"I would just say to save people's lives, you just have to stay in," Jodie pleaded.
"I was devastated at first when we couldn't go anywhere, having to stay in and not see my friends and go to the beach.
"But now it does make sense and it's the worst thing ever.
"I don't want anybody else to go through this. It shouldn't happen.
"We all need to realise by staying in we are helping other people. Maybe some of us have a good immune system and we're healthy and fit but other people are not so lucky."
Jodie said William, a former carpenter from Trimsaran near Llanelli, was a "kind, larger than life, amazing grandfather".
"He loved playing the drums, he loved his band and his friends," she said.
"He was very soft even though he was a big guy.
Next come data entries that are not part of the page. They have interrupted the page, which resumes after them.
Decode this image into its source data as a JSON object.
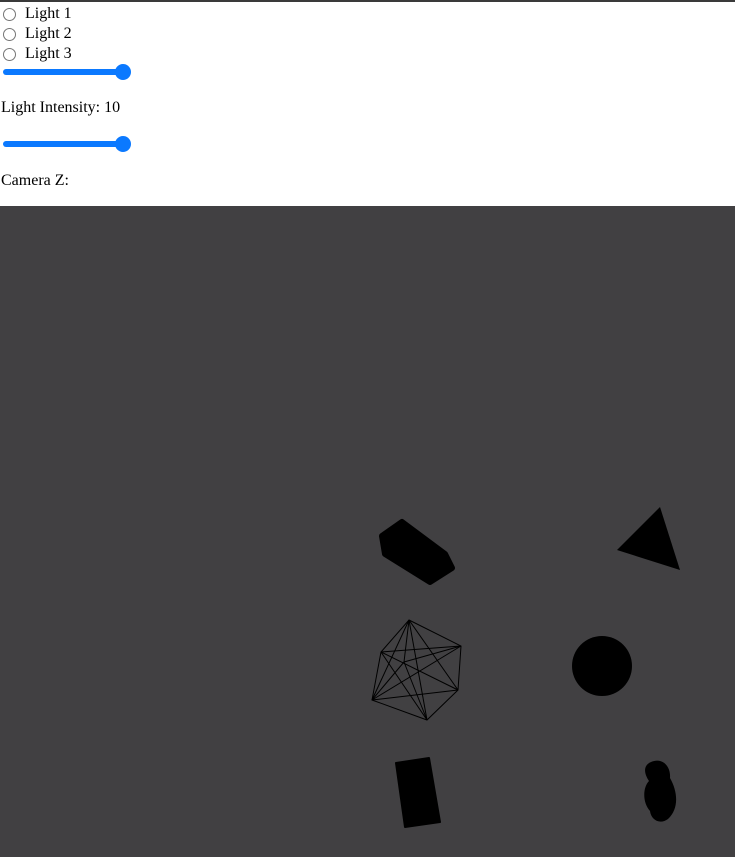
{
  "lights": [
    {
      "label": "Light 1",
      "selected": false
    },
    {
      "label": "Light 2",
      "selected": false
    },
    {
      "label": "Light 3",
      "selected": false
    }
  ],
  "intensity": {
    "label": "Light Intensity: 10",
    "slider_fraction": 1.0,
    "accent_color": "#0b79ff"
  },
  "camera": {
    "label": "Camera Z:",
    "slider_fraction": 1.0
  },
  "scene": {
    "background_color": "#414042",
    "objects": [
      {
        "name": "torus",
        "color": "#000000"
      },
      {
        "name": "cone",
        "color": "#000000"
      },
      {
        "name": "wireframe-icosahedron",
        "color": "#000000"
      },
      {
        "name": "sphere",
        "color": "#000000"
      },
      {
        "name": "cylinder",
        "color": "#000000"
      },
      {
        "name": "torus-knot",
        "color": "#000000"
      }
    ]
  }
}
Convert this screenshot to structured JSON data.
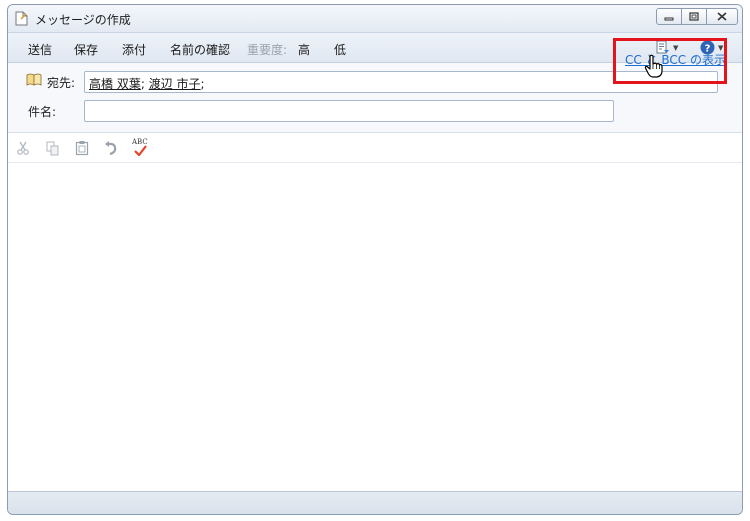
{
  "window": {
    "title": "メッセージの作成"
  },
  "toolbar": {
    "send": "送信",
    "save": "保存",
    "attach": "添付",
    "check_names": "名前の確認",
    "importance_label": "重要度:",
    "high": "高",
    "low": "低",
    "options_icon": "document-options-icon",
    "help_icon": "help-icon"
  },
  "header": {
    "to_label": "宛先:",
    "to_recipients": [
      "高橋 双葉",
      "渡辺 市子"
    ],
    "separator": ";",
    "subject_label": "件名:",
    "subject_value": "",
    "show_cc_bcc": "CC と BCC の表示"
  },
  "format_bar": {
    "icons": [
      "cut-icon",
      "copy-icon",
      "paste-icon",
      "undo-icon",
      "spellcheck-icon"
    ],
    "spellcheck_text": "ABC"
  },
  "colors": {
    "highlight": "#e3141c",
    "link": "#1f6fcf",
    "disabled": "#9aa3ad"
  }
}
He had so many skills and he always offered to help, he looked after us.
"He had a few health problems but nothing severe. He wasn't the fittest guy, even he'd admit that but he wasn't critically ill or someone we thought would die from it."
William was admitted to hospital after he "started with him coughing a lot - and it got worse."
"His condition was up and down for a while but then he died," said Jodie. "Everything happened so fast.
"My mother made a decision to be with my grandmother, but I can't go home to my parents to see them or my brother. I can't see my grandmother or my aunt.
"It's awful not being together. Obviously with the job I'm going to do, I can't afford to be ill either."
William died at Llanelli's Prince Phillip Hospital and Jodie will see her family at his funeral later this month.
"Even then it's only going to be 10 people," she said.
"Only family members can be there. His friends can't come and he was really popular so that's hard for them.
"It's just not the funeral he deserves. But we understand, in the circumstances it has to be done."